I hate emoticons. They confuse me. I find the English language perfectly adequate for all expressive purposes. Given words are my stock in trade, I’d count myself a failure if I didn’t. Those tiny depictions of some emotion I’m not sure I can understand, nor feel, make me gut-wrenchingly anxious. And yet clearly I’m in the minority – everyone else seems to know exactly when to use the smiley face, the slightly more smiley face, the winky face.
How do you all know which face to pick? Was there a public information campaign I missed? I have tried to join in but trying to pick my way through the subtler complexities of this foreign language leave me feeling inadequate and hostile, like a racist hearing Urdu on a bus. Lordy, I went for 6 of those “crying with laughter” faces when clearly the situation called for 3 winkies and a kiss blowing face, and now my social life is in tatters and I can never leave the house again, nor indeed be trusted near a keyboard.
Like this thing. 🙂 What in God’s good name am I meant to glean from that? Presumably it means something like – I am entirely indifferent and unmoved by all our previous conversation. Whatever warmth or interest you’ve felt emanating from my quarter, consider it void.
How is one meant to respond? Or if not respond – for what response could possibly be appropriate – not take it personally? Matthew Munson – yeah, let’s all talk about him now he’s gone, not like he can answer back – always ends our every online conversation with that bored looking visage, its mocking, luminous features haunted by crippling ennui. Leaves me fretting for days. Presumably it’s meant to mean something like gotcha, understood, goodbye. Isn’t it? Please tell me it is.
The poet Jonathan Terranova also ends his every interaction with that same passive-aggressive grimace, and he has every word and then some at his disposal. His latest collection is called The Death of Marlon Brando, and it presents Kentish life and cityscapes with rueful affection and effortless eloquence.
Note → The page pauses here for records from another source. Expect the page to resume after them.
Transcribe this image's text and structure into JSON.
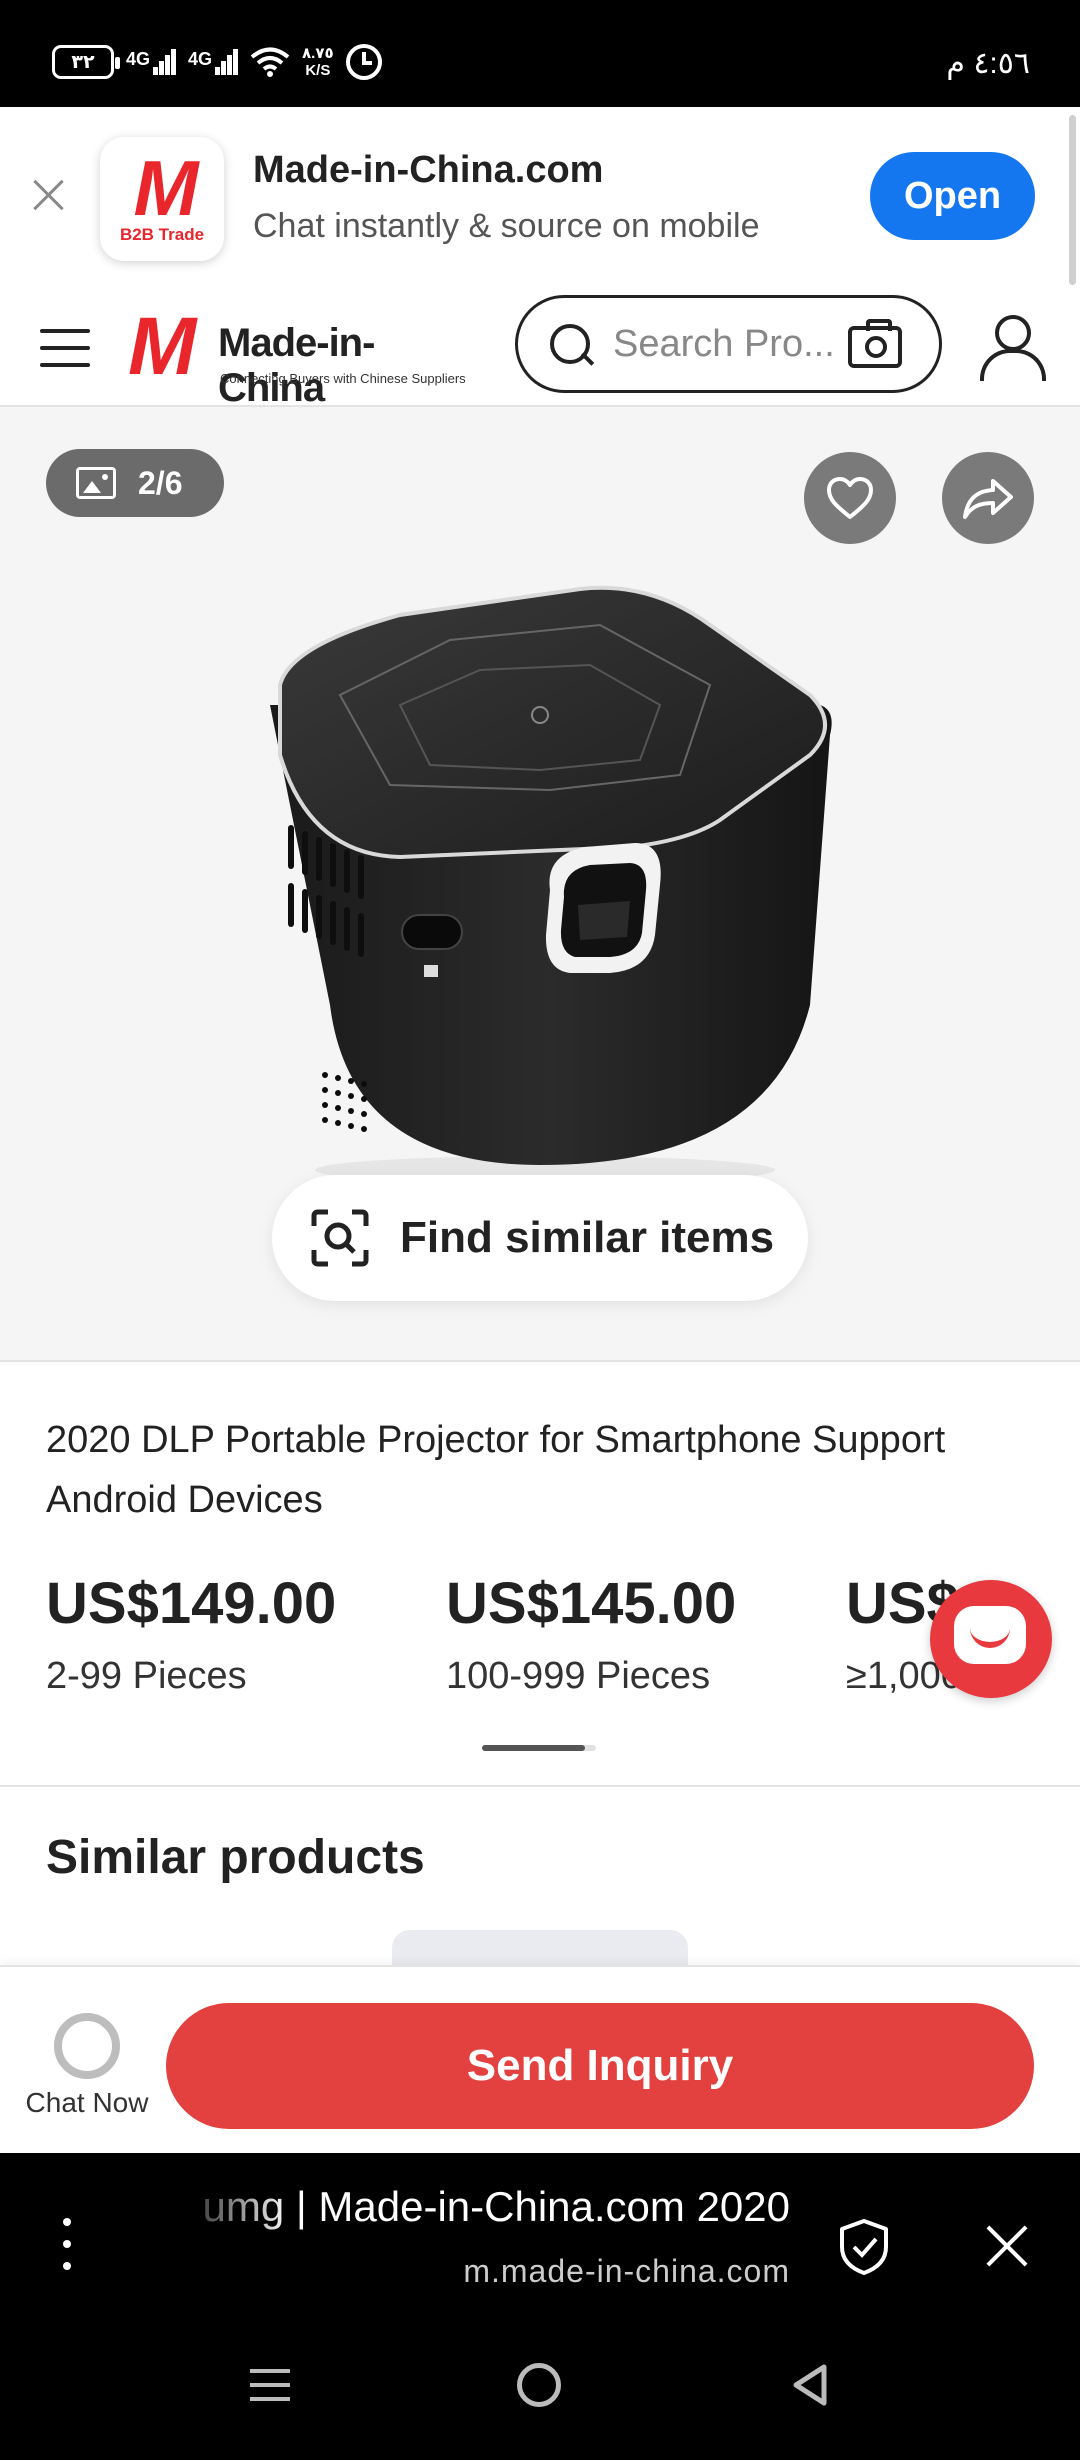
{
  "status_bar": {
    "battery": "٣٢",
    "signal_1": "4G",
    "signal_2": "4G",
    "speed_value": "٨.٧٥",
    "speed_unit": "K/S",
    "time": "٤:٥٦ م"
  },
  "app_banner": {
    "icon_caption": "B2B Trade",
    "title": "Made-in-China.com",
    "subtitle": "Chat instantly & source on mobile",
    "open_label": "Open"
  },
  "header": {
    "logo_mark": "M",
    "logo_text": "Made-in-China",
    "logo_tagline": "Connecting Buyers with Chinese Suppliers",
    "search_placeholder": "Search Pro..."
  },
  "gallery": {
    "counter": "2/6",
    "find_similar_label": "Find similar items"
  },
  "product": {
    "title": "2020 DLP Portable Projector for Smartphone Support Android Devices",
    "price_tiers": [
      {
        "price": "US$149.00",
        "quantity": "2-99 Pieces"
      },
      {
        "price": "US$145.00",
        "quantity": "100-999 Pieces"
      },
      {
        "price": "US$",
        "quantity": "≥1,000 Pi"
      }
    ],
    "tier_scroll_fraction": 0.9
  },
  "similar": {
    "title": "Similar products"
  },
  "action_bar": {
    "chat_now_label": "Chat Now",
    "send_inquiry_label": "Send Inquiry"
  },
  "browser": {
    "page_title": "umg | Made-in-China.com 2020",
    "url": "m.made-in-china.com"
  },
  "colors": {
    "brand_red": "#e8262c",
    "open_blue": "#1477f0",
    "inquiry_red": "#e3413f"
  }
}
But what do I get from him? A yellow cartoon blob. Even when he’s begging me to plug his work in The Isle of Thanet News, which, if only he’d articulated in sentences rather than hieroglyphics, I might have considered. For cash. Maybe next time Jonathan.
And those six different options for responding to Facebook posts unnerve me too. Aren’t we all likely to forget there’s any other response to information beyond like, love, sad, amused, angry, surprised? What about indifference, contempt, schaudenfraude? Or, I’m sick with jealousy over your tiny triumph, but aware I have to look publicly pleased for you?
Where’s the emoticon for – look, I’m basically dead on the inside, I’ve felt nothing beyond infinite self-pity since my teens, but hey, we all know your boyfriend’s cheating, Maureen, so fine, I’ll ‘love’ your blurred, inadequate picture of your ugly cat. Happy now? Does the clearly feigned love of a casual acquaintance provide a brief substitute for the real thing? I do wish I could be so easily satisfied.
I’m starting to see the value of the emoticon. Words can get you in way too much trouble; give too much away, however you try to use them to obfuscate and conceal. Why be open about your feelings when you can merely hint at them with a little symbol? How very British. Like leaving kisses at the end of every message, which is also a peculiarly British phenomenon, baffling to Europeans and Americans alike. I send kisses to people for whom I would cross cities, nay continents, barefoot and bleeding, to avoid. I suppose emojis are just another kind of deception, brighter and brasher than words, easier to hide behind.
But if we lose the ability to express ourselves truthfully, subtly, might we not also grow deaf to our actual feelings, and their subtle, insistent truth?
(Ed’s note: 😉 )